▶ **Entries from a dataset of interfaces**
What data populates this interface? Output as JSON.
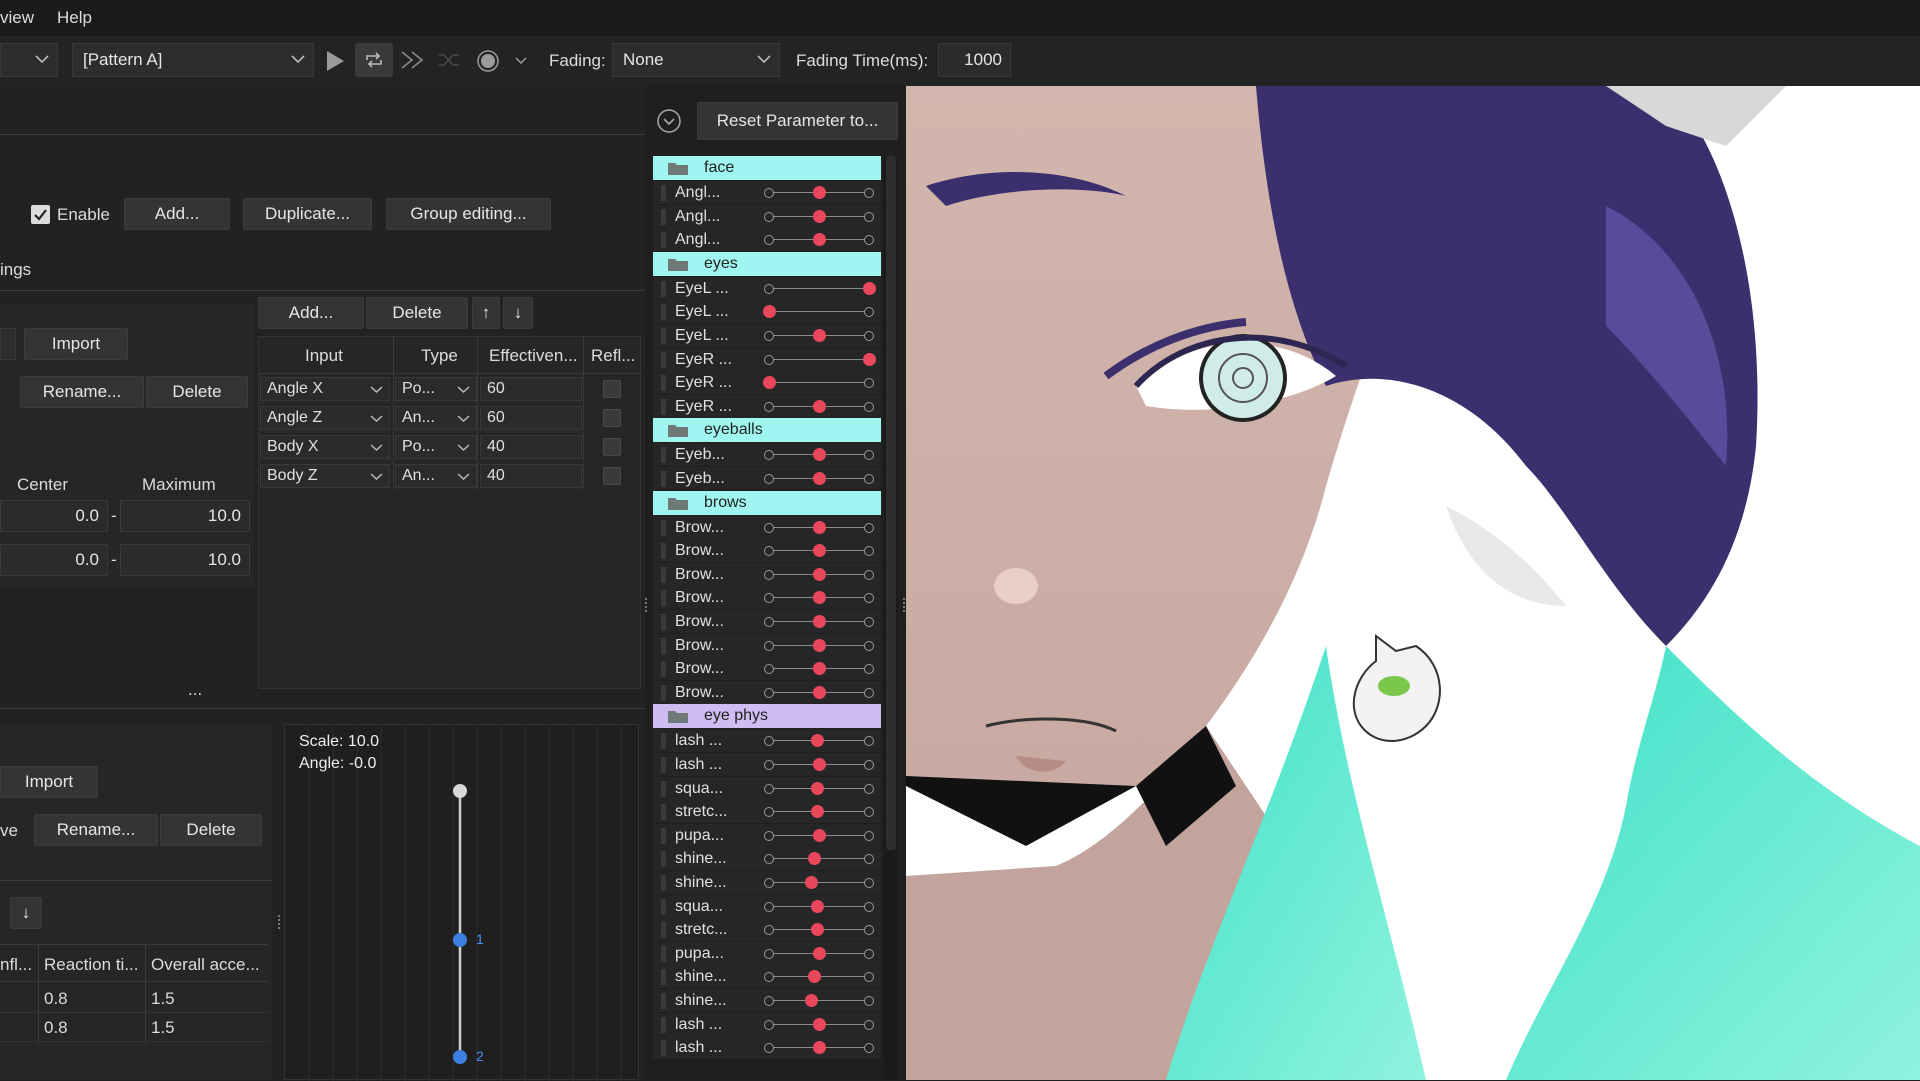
{
  "menu": {
    "view": "view",
    "help": "Help"
  },
  "toolbar": {
    "pattern": "[Pattern A]",
    "fading_label": "Fading:",
    "fading_value": "None",
    "fading_time_label": "Fading Time(ms):",
    "fading_time_value": "1000"
  },
  "settings": {
    "enable": "Enable",
    "add": "Add...",
    "duplicate": "Duplicate...",
    "group_editing": "Group editing...",
    "section": "ings"
  },
  "left_a": {
    "import": "Import",
    "rename": "Rename...",
    "delete": "Delete",
    "center": "Center",
    "maximum": "Maximum",
    "rows": [
      {
        "center": "0.0",
        "sep": "-",
        "max": "10.0"
      },
      {
        "center": "0.0",
        "sep": "-",
        "max": "10.0"
      }
    ],
    "ellipsis": "..."
  },
  "inputs": {
    "add": "Add...",
    "delete": "Delete",
    "up": "↑",
    "down": "↓",
    "headers": {
      "input": "Input",
      "type": "Type",
      "effect": "Effectiven...",
      "refl": "Refl..."
    },
    "rows": [
      {
        "input": "Angle X",
        "type": "Po...",
        "eff": "60"
      },
      {
        "input": "Angle Z",
        "type": "An...",
        "eff": "60"
      },
      {
        "input": "Body X",
        "type": "Po...",
        "eff": "40"
      },
      {
        "input": "Body Z",
        "type": "An...",
        "eff": "40"
      }
    ]
  },
  "left_b": {
    "import": "Import",
    "ve": "ve",
    "rename": "Rename...",
    "delete": "Delete",
    "down": "↓",
    "headers": {
      "infl": "nfl...",
      "reaction": "Reaction ti...",
      "overall": "Overall acce..."
    },
    "rows": [
      {
        "reaction": "0.8",
        "overall": "1.5"
      },
      {
        "reaction": "0.8",
        "overall": "1.5"
      }
    ]
  },
  "pendulum": {
    "scale": "Scale: 10.0",
    "angle": "Angle: -0.0",
    "node1": "1",
    "node2": "2"
  },
  "params": {
    "reset": "Reset Parameter to...",
    "groups": [
      {
        "name": "face",
        "color": "#9ff5ef",
        "items": [
          {
            "label": "Angl...",
            "v": 0.5
          },
          {
            "label": "Angl...",
            "v": 0.5
          },
          {
            "label": "Angl...",
            "v": 0.5
          }
        ]
      },
      {
        "name": "eyes",
        "color": "#9ff5ef",
        "items": [
          {
            "label": "EyeL ...",
            "v": 1.0
          },
          {
            "label": "EyeL ...",
            "v": 0.0
          },
          {
            "label": "EyeL ...",
            "v": 0.5
          },
          {
            "label": "EyeR ...",
            "v": 1.0
          },
          {
            "label": "EyeR ...",
            "v": 0.0
          },
          {
            "label": "EyeR ...",
            "v": 0.5
          }
        ]
      },
      {
        "name": "eyeballs",
        "color": "#9ff5ef",
        "items": [
          {
            "label": "Eyeb...",
            "v": 0.5
          },
          {
            "label": "Eyeb...",
            "v": 0.5
          }
        ]
      },
      {
        "name": "brows",
        "color": "#9ff5ef",
        "items": [
          {
            "label": "Brow...",
            "v": 0.5
          },
          {
            "label": "Brow...",
            "v": 0.5
          },
          {
            "label": "Brow...",
            "v": 0.5
          },
          {
            "label": "Brow...",
            "v": 0.5
          },
          {
            "label": "Brow...",
            "v": 0.5
          },
          {
            "label": "Brow...",
            "v": 0.5
          },
          {
            "label": "Brow...",
            "v": 0.5
          },
          {
            "label": "Brow...",
            "v": 0.5
          }
        ]
      },
      {
        "name": "eye phys",
        "color": "#cfbcf0",
        "items": [
          {
            "label": "lash ...",
            "v": 0.48
          },
          {
            "label": "lash ...",
            "v": 0.5
          },
          {
            "label": "squa...",
            "v": 0.48
          },
          {
            "label": "stretc...",
            "v": 0.48
          },
          {
            "label": "pupa...",
            "v": 0.5
          },
          {
            "label": "shine...",
            "v": 0.45
          },
          {
            "label": "shine...",
            "v": 0.42
          },
          {
            "label": "squa...",
            "v": 0.48
          },
          {
            "label": "stretc...",
            "v": 0.48
          },
          {
            "label": "pupa...",
            "v": 0.5
          },
          {
            "label": "shine...",
            "v": 0.45
          },
          {
            "label": "shine...",
            "v": 0.42
          },
          {
            "label": "lash ...",
            "v": 0.5
          },
          {
            "label": "lash ...",
            "v": 0.5
          }
        ]
      }
    ]
  }
}
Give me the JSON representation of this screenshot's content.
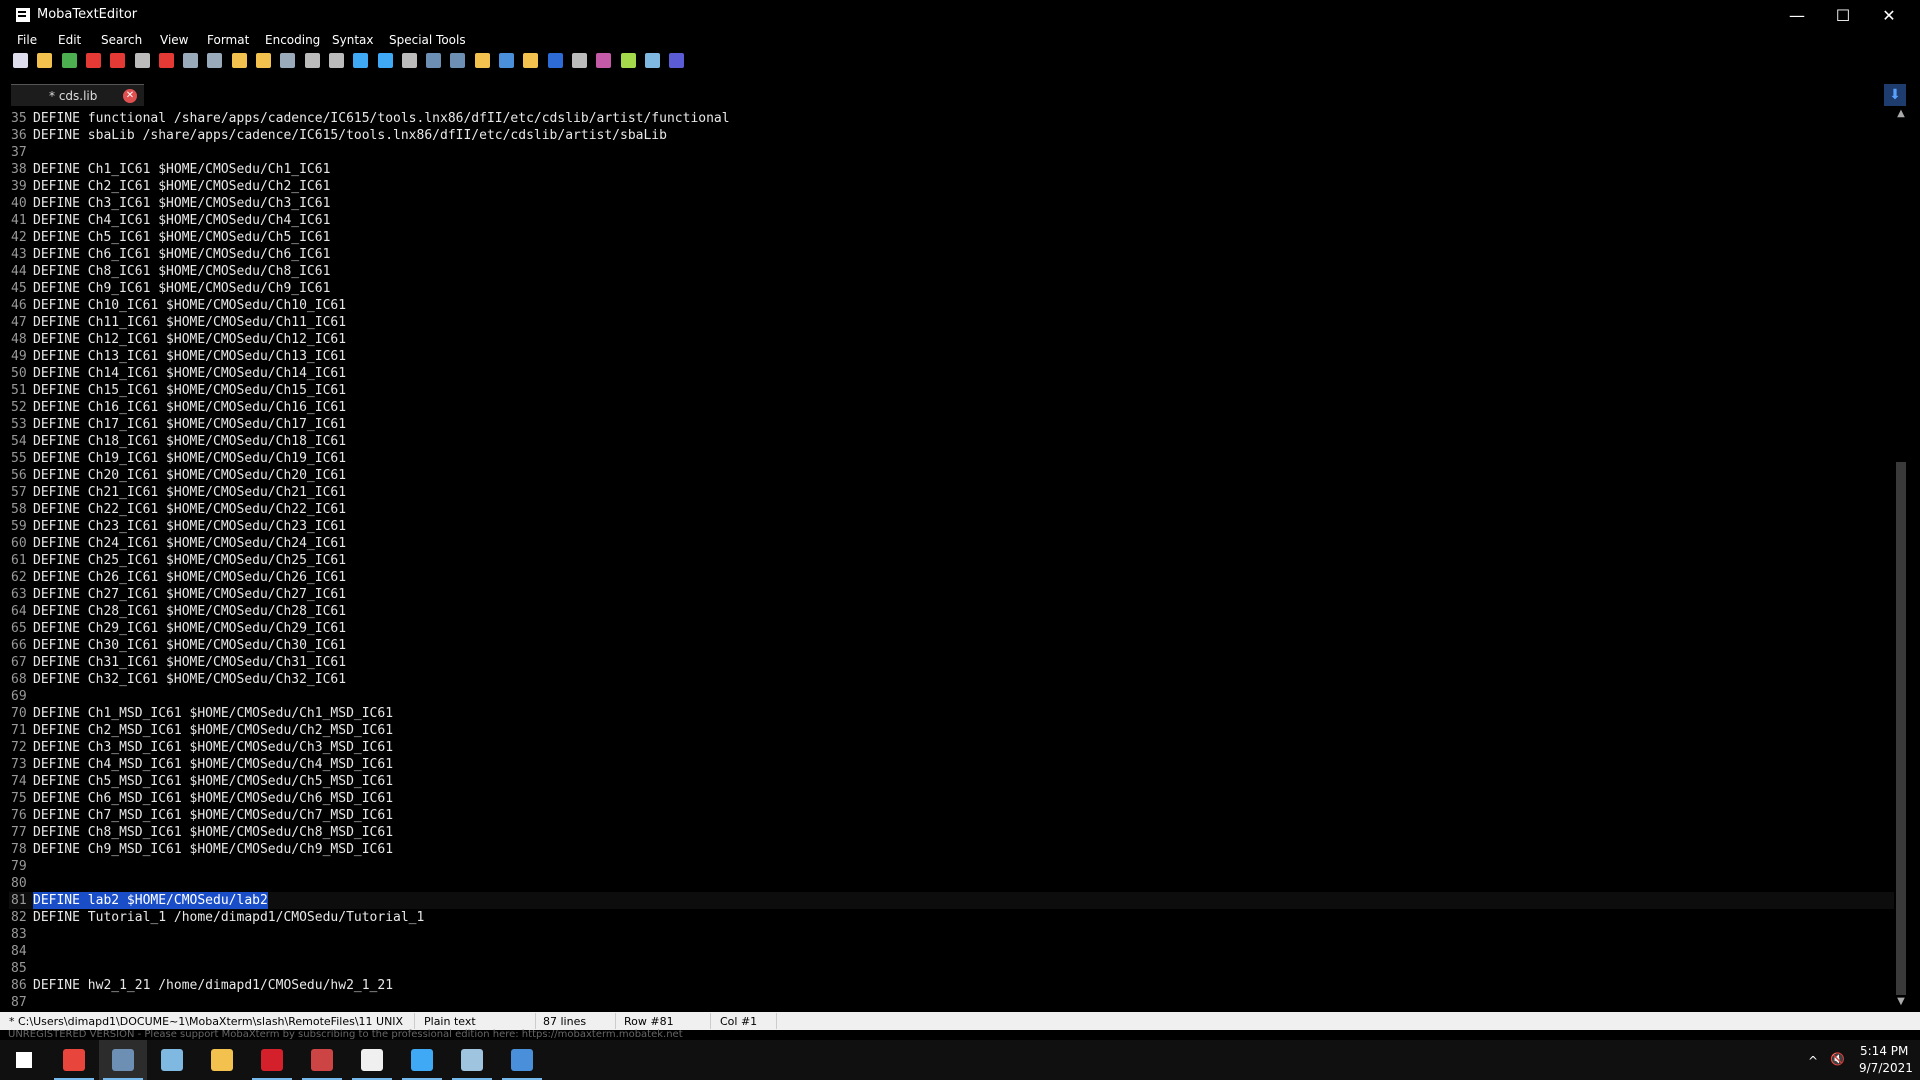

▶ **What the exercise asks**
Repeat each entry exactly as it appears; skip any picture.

▶ **Result of this task**
What data populates this interface? Output as JSON.
{
  "menu": {
    "view": "view",
    "help": "Help"
  },
  "toolbar": {
    "pattern": "[Pattern A]",
    "fading_label": "Fading:",
    "fading_value": "None",
    "fading_time_label": "Fading Time(ms):",
    "fading_time_value": "1000"
  },
  "settings": {
    "enable": "Enable",
    "add": "Add...",
    "duplicate": "Duplicate...",
    "group_editing": "Group editing...",
    "section": "ings"
  },
  "left_a": {
    "import": "Import",
    "rename": "Rename...",
    "delete": "Delete",
    "center": "Center",
    "maximum": "Maximum",
    "rows": [
      {
        "center": "0.0",
        "sep": "-",
        "max": "10.0"
      },
      {
        "center": "0.0",
        "sep": "-",
        "max": "10.0"
      }
    ],
    "ellipsis": "..."
  },
  "inputs": {
    "add": "Add...",
    "delete": "Delete",
    "up": "↑",
    "down": "↓",
    "headers": {
      "input": "Input",
      "type": "Type",
      "effect": "Effectiven...",
      "refl": "Refl..."
    },
    "rows": [
      {
        "input": "Angle X",
        "type": "Po...",
        "eff": "60"
      },
      {
        "input": "Angle Z",
        "type": "An...",
        "eff": "60"
      },
      {
        "input": "Body X",
        "type": "Po...",
        "eff": "40"
      },
      {
        "input": "Body Z",
        "type": "An...",
        "eff": "40"
      }
    ]
  },
  "left_b": {
    "import": "Import",
    "ve": "ve",
    "rename": "Rename...",
    "delete": "Delete",
    "down": "↓",
    "headers": {
      "infl": "nfl...",
      "reaction": "Reaction ti...",
      "overall": "Overall acce..."
    },
    "rows": [
      {
        "reaction": "0.8",
        "overall": "1.5"
      },
      {
        "reaction": "0.8",
        "overall": "1.5"
      }
    ]
  },
  "pendulum": {
    "scale": "Scale: 10.0",
    "angle": "Angle: -0.0",
    "node1": "1",
    "node2": "2"
  },
  "params": {
    "reset": "Reset Parameter to...",
    "groups": [
      {
        "name": "face",
        "color": "#9ff5ef",
        "items": [
          {
            "label": "Angl...",
            "v": 0.5
          },
          {
            "label": "Angl...",
            "v": 0.5
          },
          {
            "label": "Angl...",
            "v": 0.5
          }
        ]
      },
      {
        "name": "eyes",
        "color": "#9ff5ef",
        "items": [
          {
            "label": "EyeL ...",
            "v": 1.0
          },
          {
            "label": "EyeL ...",
            "v": 0.0
          },
          {
            "label": "EyeL ...",
            "v": 0.5
          },
          {
            "label": "EyeR ...",
            "v": 1.0
          },
          {
            "label": "EyeR ...",
            "v": 0.0
          },
          {
            "label": "EyeR ...",
            "v": 0.5
          }
        ]
      },
      {
        "name": "eyeballs",
        "color": "#9ff5ef",
        "items": [
          {
            "label": "Eyeb...",
            "v": 0.5
          },
          {
            "label": "Eyeb...",
            "v": 0.5
          }
        ]
      },
      {
        "name": "brows",
        "color": "#9ff5ef",
        "items": [
          {
            "label": "Brow...",
            "v": 0.5
          },
          {
            "label": "Brow...",
            "v": 0.5
          },
          {
            "label": "Brow...",
            "v": 0.5
          },
          {
            "label": "Brow...",
            "v": 0.5
          },
          {
            "label": "Brow...",
            "v": 0.5
          },
          {
            "label": "Brow...",
            "v": 0.5
          },
          {
            "label": "Brow...",
            "v": 0.5
          },
          {
            "label": "Brow...",
            "v": 0.5
          }
        ]
      },
      {
        "name": "eye phys",
        "color": "#cfbcf0",
        "items": [
          {
            "label": "lash ...",
            "v": 0.48
          },
          {
            "label": "lash ...",
            "v": 0.5
          },
          {
            "label": "squa...",
            "v": 0.48
          },
          {
            "label": "stretc...",
            "v": 0.48
          },
          {
            "label": "pupa...",
            "v": 0.5
          },
          {
            "label": "shine...",
            "v": 0.45
          },
          {
            "label": "shine...",
            "v": 0.42
          },
          {
            "label": "squa...",
            "v": 0.48
          },
          {
            "label": "stretc...",
            "v": 0.48
          },
          {
            "label": "pupa...",
            "v": 0.5
          },
          {
            "label": "shine...",
            "v": 0.45
          },
          {
            "label": "shine...",
            "v": 0.42
          },
          {
            "label": "lash ...",
            "v": 0.5
          },
          {
            "label": "lash ...",
            "v": 0.5
          }
        ]
      }
    ]
  }
}
Give me the JSON representation of this screenshot's content.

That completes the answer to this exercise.